**What needs to be done**
Could you set down every entry exactly as it stands, without the images?

**Entries shown**
- Opening Delimiter -
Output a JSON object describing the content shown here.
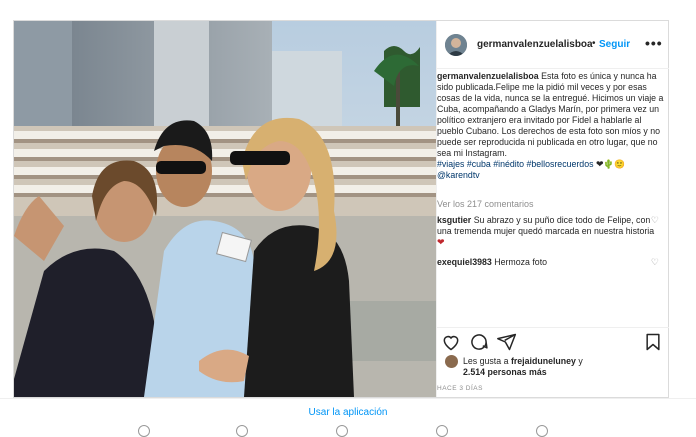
{
  "post": {
    "username": "germanvalenzuelalisboa",
    "dot": "•",
    "follow_label": "Seguir",
    "more_label": "•••",
    "caption_user": "germanvalenzuelalisboa",
    "caption_text": "Esta foto es única y nunca ha sido publicada.Felipe me la pidió mil veces y por esas cosas de la vida, nunca se la entregué. Hicimos un viaje a Cuba, acompañando a Gladys Marín, por primera vez un político extranjero era invitado por Fidel a hablarle al pueblo Cubano. Los derechos de esta foto son míos y no puede ser reproducida ni publicada en otro lugar, que no sea mi Instagram.",
    "hashtags": "#viajes #cuba #inédito #bellosrecuerdos",
    "emojis": "❤🌵🙂",
    "mention": "@karendtv",
    "view_comments": "Ver los 217 comentarios",
    "comments": [
      {
        "user": "ksgutier",
        "text": "Su abrazo y su puño dice todo de Felipe, con una tremenda mujer quedó marcada en nuestra historia",
        "emoji": "❤"
      },
      {
        "user": "exequiel3983",
        "text": "Hermoza foto",
        "emoji": ""
      }
    ],
    "likes_prefix": "Les gusta a",
    "likes_user": "frejaiduneluney",
    "likes_and": "y",
    "likes_count": "2.514 personas más",
    "time": "HACE 3 DÍAS"
  },
  "footer": {
    "use_app": "Usar la aplicación"
  },
  "icons": {
    "like": "heart-icon",
    "comment": "comment-icon",
    "share": "share-icon",
    "save": "bookmark-icon"
  },
  "colors": {
    "link_blue": "#0095f6",
    "hashtag": "#00376b",
    "muted": "#8e8e8e",
    "border": "#dbdbdb"
  }
}
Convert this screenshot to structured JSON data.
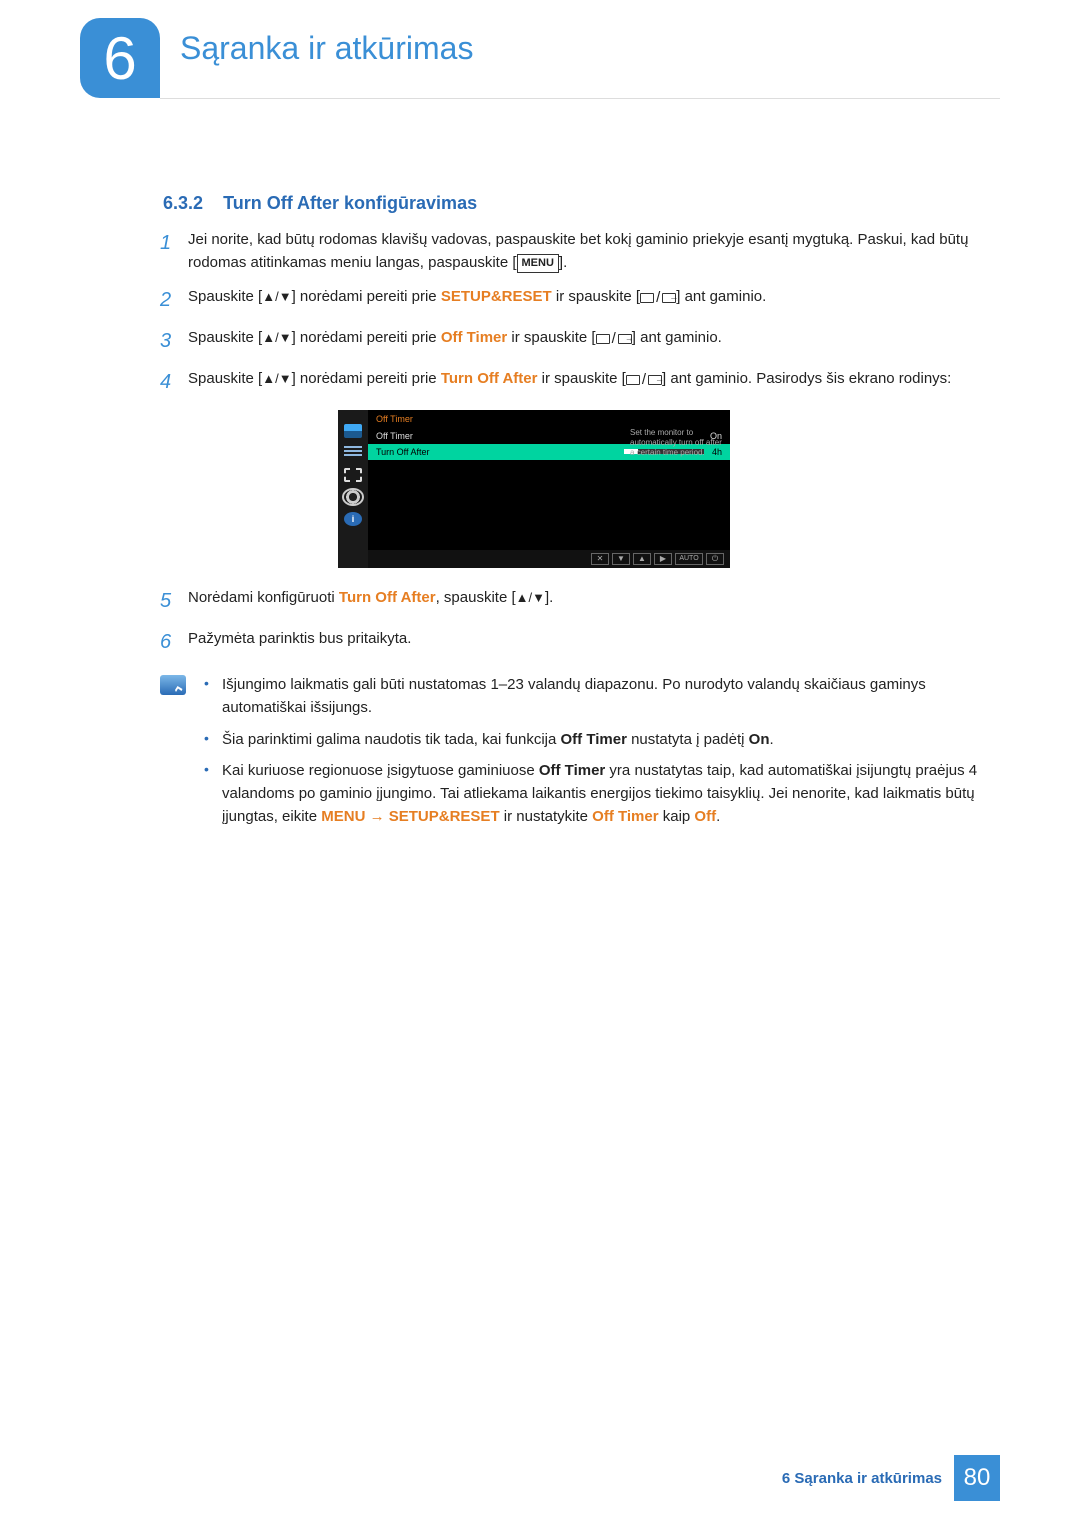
{
  "chapter": {
    "number": "6",
    "title": "Sąranka ir atkūrimas"
  },
  "section": {
    "number": "6.3.2",
    "title": "Turn Off After konfigūravimas"
  },
  "steps": {
    "s1": {
      "n": "1",
      "text_a": "Jei norite, kad būtų rodomas klavišų vadovas, paspauskite bet kokį gaminio priekyje esantį mygtuką. Paskui, kad būtų rodomas atitinkamas meniu langas, paspauskite [",
      "menu": "MENU",
      "text_b": "]."
    },
    "s2": {
      "n": "2",
      "pre": "Spauskite [",
      "mid": "] norėdami pereiti prie ",
      "kw": "SETUP&RESET",
      "post1": " ir spauskite [",
      "post2": "] ant gaminio."
    },
    "s3": {
      "n": "3",
      "pre": "Spauskite [",
      "mid": "] norėdami pereiti prie ",
      "kw": "Off Timer",
      "post1": " ir spauskite [",
      "post2": "] ant gaminio."
    },
    "s4": {
      "n": "4",
      "pre": "Spauskite [",
      "mid": "] norėdami pereiti prie ",
      "kw": "Turn Off After",
      "post1": " ir spauskite [",
      "post2": "] ant gaminio. Pasirodys šis ekrano rodinys:"
    },
    "s5": {
      "n": "5",
      "pre": "Norėdami konfigūruoti ",
      "kw": "Turn Off After",
      "mid": ", spauskite [",
      "post": "]."
    },
    "s6": {
      "n": "6",
      "text": "Pažymėta parinktis bus pritaikyta."
    }
  },
  "osd": {
    "header": "Off Timer",
    "row1_label": "Off Timer",
    "row1_val": "On",
    "row2_label": "Turn Off After",
    "row2_val": "4h",
    "help": "Set the monitor to automatically turn off after a certain time period.",
    "footer_auto": "AUTO"
  },
  "notes": {
    "n1": "Išjungimo laikmatis gali būti nustatomas 1–23 valandų diapazonu. Po nurodyto valandų skaičiaus gaminys automatiškai išsijungs.",
    "n2_a": "Šia parinktimi galima naudotis tik tada, kai funkcija ",
    "n2_kw1": "Off Timer",
    "n2_b": " nustatyta į padėtį ",
    "n2_kw2": "On",
    "n2_c": ".",
    "n3_a": "Kai kuriuose regionuose įsigytuose gaminiuose ",
    "n3_kw1": "Off Timer",
    "n3_b": " yra nustatytas taip, kad automatiškai įsijungtų praėjus 4 valandoms po gaminio įjungimo. Tai atliekama laikantis energijos tiekimo taisyklių. Jei nenorite, kad laikmatis būtų įjungtas, eikite ",
    "n3_kw2": "MENU",
    "n3_arrow": " → ",
    "n3_kw3": "SETUP&RESET",
    "n3_c": " ir nustatykite ",
    "n3_kw4": "Off Timer",
    "n3_d": " kaip ",
    "n3_kw5": "Off",
    "n3_e": "."
  },
  "footer": {
    "text": "6 Sąranka ir atkūrimas",
    "page": "80"
  }
}
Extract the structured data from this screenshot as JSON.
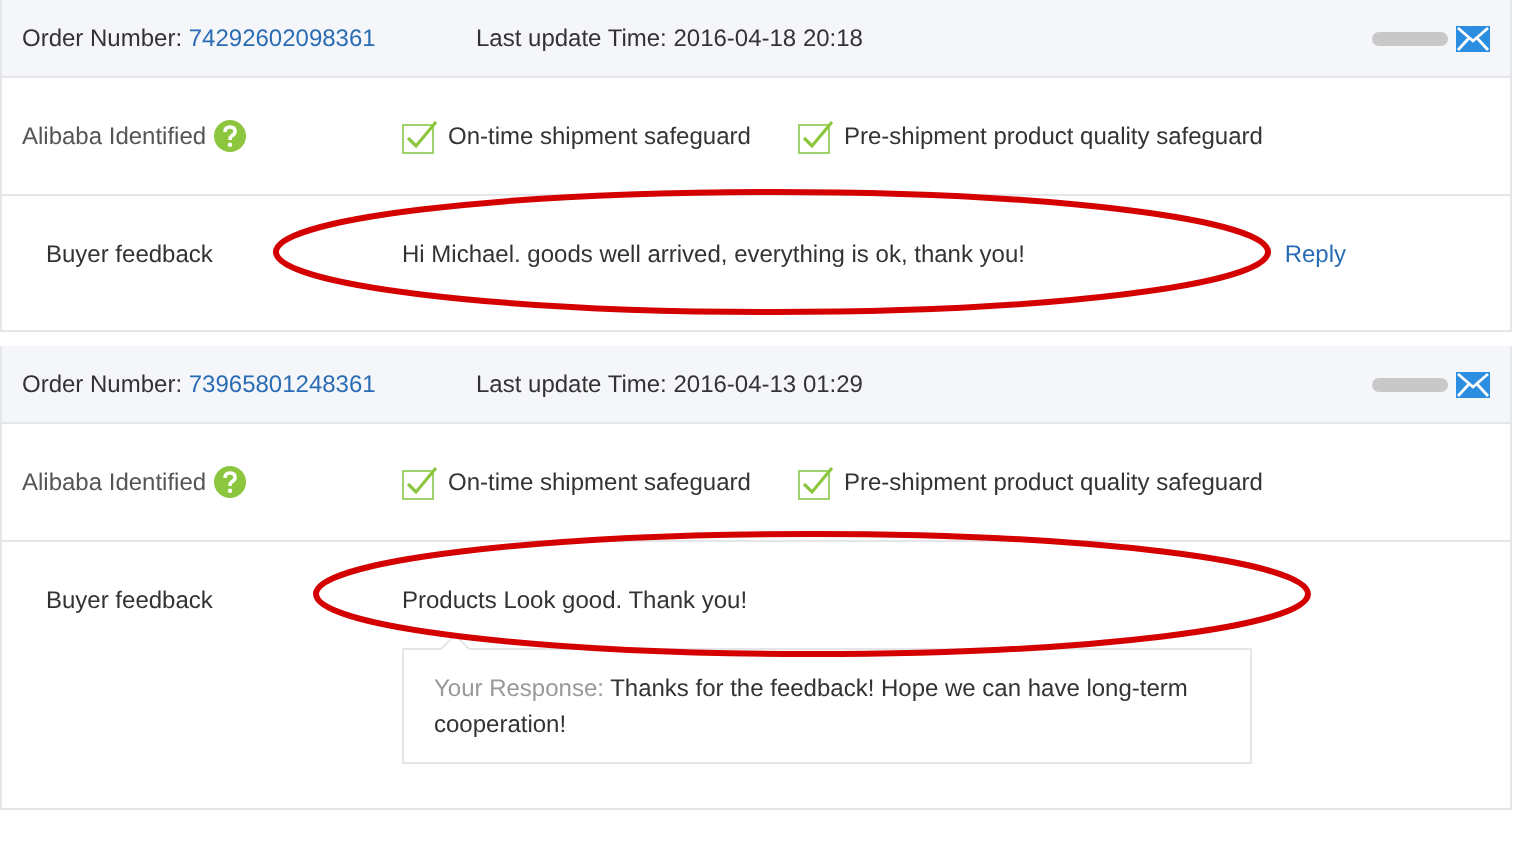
{
  "orders": [
    {
      "order_label": "Order Number:",
      "order_number": "74292602098361",
      "update_label": "Last update Time:",
      "update_time": "2016-04-18 20:18",
      "identified_label": "Alibaba Identified",
      "safeguards": [
        {
          "label": "On-time shipment safeguard",
          "checked": true
        },
        {
          "label": "Pre-shipment product quality safeguard",
          "checked": true
        }
      ],
      "feedback_label": "Buyer feedback",
      "feedback": "Hi Michael. goods well arrived, everything is ok, thank you!",
      "reply_link": "Reply",
      "circled": true
    },
    {
      "order_label": "Order Number:",
      "order_number": "73965801248361",
      "update_label": "Last update Time:",
      "update_time": "2016-04-13 01:29",
      "identified_label": "Alibaba Identified",
      "safeguards": [
        {
          "label": "On-time shipment safeguard",
          "checked": true
        },
        {
          "label": "Pre-shipment product quality safeguard",
          "checked": true
        }
      ],
      "feedback_label": "Buyer feedback",
      "feedback": "Products Look good. Thank you!",
      "response_label": "Your Response:",
      "response": "Thanks for the feedback! Hope we can have long-term cooperation!",
      "circled": true
    }
  ]
}
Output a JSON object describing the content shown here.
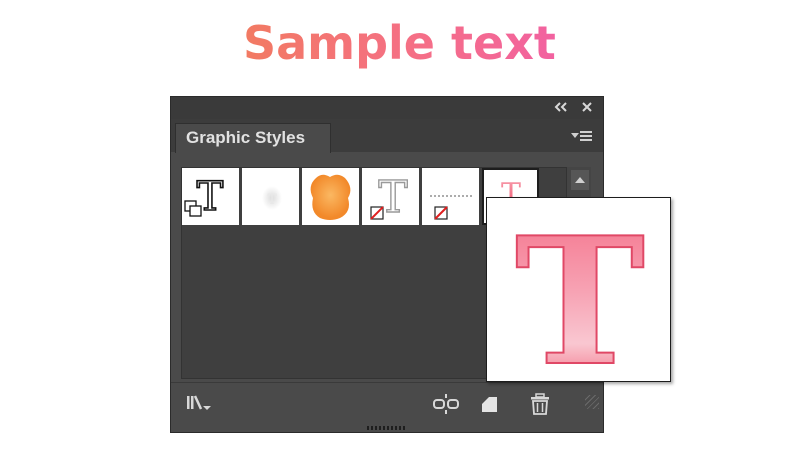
{
  "sample_text": "Sample text",
  "panel": {
    "title_controls": {
      "collapse_icon": "double-chevron-left",
      "close_icon": "close"
    },
    "tab_label": "Graphic Styles",
    "menu_icon": "panel-menu",
    "swatches": [
      {
        "name": "default-graphic-style",
        "selected": false
      },
      {
        "name": "white-glow-style",
        "selected": false
      },
      {
        "name": "orange-blob-style",
        "selected": false
      },
      {
        "name": "outlined-t-style",
        "selected": false
      },
      {
        "name": "dotted-line-style",
        "selected": false
      },
      {
        "name": "pink-t-style",
        "selected": true
      }
    ],
    "preview_glyph": "T",
    "swatch_glyph": "T",
    "bottom_icons": [
      "graphic-style-libraries-menu",
      "break-link-to-graphic-style",
      "new-graphic-style",
      "delete-graphic-style"
    ],
    "colors": {
      "panel_bg": "#4a4a4a",
      "accent_pink": "#f5617a",
      "accent_orange": "#f5963a"
    }
  }
}
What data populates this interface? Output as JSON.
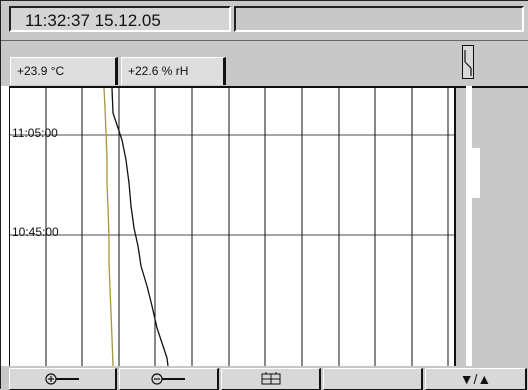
{
  "header": {
    "datetime": "11:32:37  15.12.05",
    "title": ""
  },
  "tabs": [
    {
      "label": "+23.9  °C"
    },
    {
      "label": "+22.6 % rH"
    }
  ],
  "time_labels": [
    {
      "text": "11:05:00"
    },
    {
      "text": "10:45:00"
    }
  ],
  "toolbar": {
    "zoom_in_icon": "zoom-in-icon",
    "zoom_out_icon": "zoom-out-icon",
    "history_icon": "history-icon",
    "scroll_label": "▼/▲"
  },
  "colors": {
    "temperature_trace": "#a8963c",
    "humidity_trace": "#111111",
    "panel": "#c8c8c8"
  }
}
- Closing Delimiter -
**Exercise response**
Output a JSON object describing the content shown here.
{
  "post": {
    "username": "germanvalenzuelalisboa",
    "dot": "•",
    "follow_label": "Seguir",
    "more_label": "•••",
    "caption_user": "germanvalenzuelalisboa",
    "caption_text": "Esta foto es única y nunca ha sido publicada.Felipe me la pidió mil veces y por esas cosas de la vida, nunca se la entregué. Hicimos un viaje a Cuba, acompañando a Gladys Marín, por primera vez un político extranjero era invitado por Fidel a hablarle al pueblo Cubano. Los derechos de esta foto son míos y no puede ser reproducida ni publicada en otro lugar, que no sea mi Instagram.",
    "hashtags": "#viajes #cuba #inédito #bellosrecuerdos",
    "emojis": "❤🌵🙂",
    "mention": "@karendtv",
    "view_comments": "Ver los 217 comentarios",
    "comments": [
      {
        "user": "ksgutier",
        "text": "Su abrazo y su puño dice todo de Felipe, con una tremenda mujer quedó marcada en nuestra historia",
        "emoji": "❤"
      },
      {
        "user": "exequiel3983",
        "text": "Hermoza foto",
        "emoji": ""
      }
    ],
    "likes_prefix": "Les gusta a",
    "likes_user": "frejaiduneluney",
    "likes_and": "y",
    "likes_count": "2.514 personas más",
    "time": "HACE 3 DÍAS"
  },
  "footer": {
    "use_app": "Usar la aplicación"
  },
  "icons": {
    "like": "heart-icon",
    "comment": "comment-icon",
    "share": "share-icon",
    "save": "bookmark-icon"
  },
  "colors": {
    "link_blue": "#0095f6",
    "hashtag": "#00376b",
    "muted": "#8e8e8e",
    "border": "#dbdbdb"
  }
}
Convert this screenshot to structured JSON data.
{
  "chapter": {
    "number": "6",
    "title": "Sąranka ir atkūrimas"
  },
  "section": {
    "number": "6.3.2",
    "title": "Turn Off After konfigūravimas"
  },
  "steps": {
    "s1": {
      "n": "1",
      "text_a": "Jei norite, kad būtų rodomas klavišų vadovas, paspauskite bet kokį gaminio priekyje esantį mygtuką. Paskui, kad būtų rodomas atitinkamas meniu langas, paspauskite [",
      "menu": "MENU",
      "text_b": "]."
    },
    "s2": {
      "n": "2",
      "pre": "Spauskite [",
      "mid": "] norėdami pereiti prie ",
      "kw": "SETUP&RESET",
      "post1": " ir spauskite [",
      "post2": "] ant gaminio."
    },
    "s3": {
      "n": "3",
      "pre": "Spauskite [",
      "mid": "] norėdami pereiti prie ",
      "kw": "Off Timer",
      "post1": " ir spauskite [",
      "post2": "] ant gaminio."
    },
    "s4": {
      "n": "4",
      "pre": "Spauskite [",
      "mid": "] norėdami pereiti prie ",
      "kw": "Turn Off After",
      "post1": " ir spauskite [",
      "post2": "] ant gaminio. Pasirodys šis ekrano rodinys:"
    },
    "s5": {
      "n": "5",
      "pre": "Norėdami konfigūruoti ",
      "kw": "Turn Off After",
      "mid": ", spauskite [",
      "post": "]."
    },
    "s6": {
      "n": "6",
      "text": "Pažymėta parinktis bus pritaikyta."
    }
  },
  "osd": {
    "header": "Off Timer",
    "row1_label": "Off Timer",
    "row1_val": "On",
    "row2_label": "Turn Off After",
    "row2_val": "4h",
    "help": "Set the monitor to automatically turn off after a certain time period.",
    "footer_auto": "AUTO"
  },
  "notes": {
    "n1": "Išjungimo laikmatis gali būti nustatomas 1–23 valandų diapazonu. Po nurodyto valandų skaičiaus gaminys automatiškai išsijungs.",
    "n2_a": "Šia parinktimi galima naudotis tik tada, kai funkcija ",
    "n2_kw1": "Off Timer",
    "n2_b": " nustatyta į padėtį ",
    "n2_kw2": "On",
    "n2_c": ".",
    "n3_a": "Kai kuriuose regionuose įsigytuose gaminiuose ",
    "n3_kw1": "Off Timer",
    "n3_b": " yra nustatytas taip, kad automatiškai įsijungtų praėjus 4 valandoms po gaminio įjungimo. Tai atliekama laikantis energijos tiekimo taisyklių. Jei nenorite, kad laikmatis būtų įjungtas, eikite ",
    "n3_kw2": "MENU",
    "n3_arrow": " → ",
    "n3_kw3": "SETUP&RESET",
    "n3_c": " ir nustatykite ",
    "n3_kw4": "Off Timer",
    "n3_d": " kaip ",
    "n3_kw5": "Off",
    "n3_e": "."
  },
  "footer": {
    "text": "6 Sąranka ir atkūrimas",
    "page": "80"
  }
}
Extract the structured data from this screenshot as JSON.
{
  "orders": [
    {
      "order_label": "Order Number:",
      "order_number": "74292602098361",
      "update_label": "Last update Time:",
      "update_time": "2016-04-18 20:18",
      "identified_label": "Alibaba Identified",
      "safeguards": [
        {
          "label": "On-time shipment safeguard",
          "checked": true
        },
        {
          "label": "Pre-shipment product quality safeguard",
          "checked": true
        }
      ],
      "feedback_label": "Buyer feedback",
      "feedback": "Hi Michael. goods well arrived, everything is ok, thank you!",
      "reply_link": "Reply",
      "circled": true
    },
    {
      "order_label": "Order Number:",
      "order_number": "73965801248361",
      "update_label": "Last update Time:",
      "update_time": "2016-04-13 01:29",
      "identified_label": "Alibaba Identified",
      "safeguards": [
        {
          "label": "On-time shipment safeguard",
          "checked": true
        },
        {
          "label": "Pre-shipment product quality safeguard",
          "checked": true
        }
      ],
      "feedback_label": "Buyer feedback",
      "feedback": "Products Look good. Thank you!",
      "response_label": "Your Response:",
      "response": "Thanks for the feedback! Hope we can have long-term cooperation!",
      "circled": true
    }
  ]
}
Output a JSON object describing the content shown here.
{
  "sample_text": "Sample text",
  "panel": {
    "title_controls": {
      "collapse_icon": "double-chevron-left",
      "close_icon": "close"
    },
    "tab_label": "Graphic Styles",
    "menu_icon": "panel-menu",
    "swatches": [
      {
        "name": "default-graphic-style",
        "selected": false
      },
      {
        "name": "white-glow-style",
        "selected": false
      },
      {
        "name": "orange-blob-style",
        "selected": false
      },
      {
        "name": "outlined-t-style",
        "selected": false
      },
      {
        "name": "dotted-line-style",
        "selected": false
      },
      {
        "name": "pink-t-style",
        "selected": true
      }
    ],
    "preview_glyph": "T",
    "swatch_glyph": "T",
    "bottom_icons": [
      "graphic-style-libraries-menu",
      "break-link-to-graphic-style",
      "new-graphic-style",
      "delete-graphic-style"
    ],
    "colors": {
      "panel_bg": "#4a4a4a",
      "accent_pink": "#f5617a",
      "accent_orange": "#f5963a"
    }
  }
}
What data populates this interface? Output as JSON.
{
  "header": {
    "datetime": "11:32:37  15.12.05",
    "title": ""
  },
  "tabs": [
    {
      "label": "+23.9  °C"
    },
    {
      "label": "+22.6 % rH"
    }
  ],
  "time_labels": [
    {
      "text": "11:05:00"
    },
    {
      "text": "10:45:00"
    }
  ],
  "toolbar": {
    "zoom_in_icon": "zoom-in-icon",
    "zoom_out_icon": "zoom-out-icon",
    "history_icon": "history-icon",
    "scroll_label": "▼/▲"
  },
  "colors": {
    "temperature_trace": "#a8963c",
    "humidity_trace": "#111111",
    "panel": "#c8c8c8"
  }
}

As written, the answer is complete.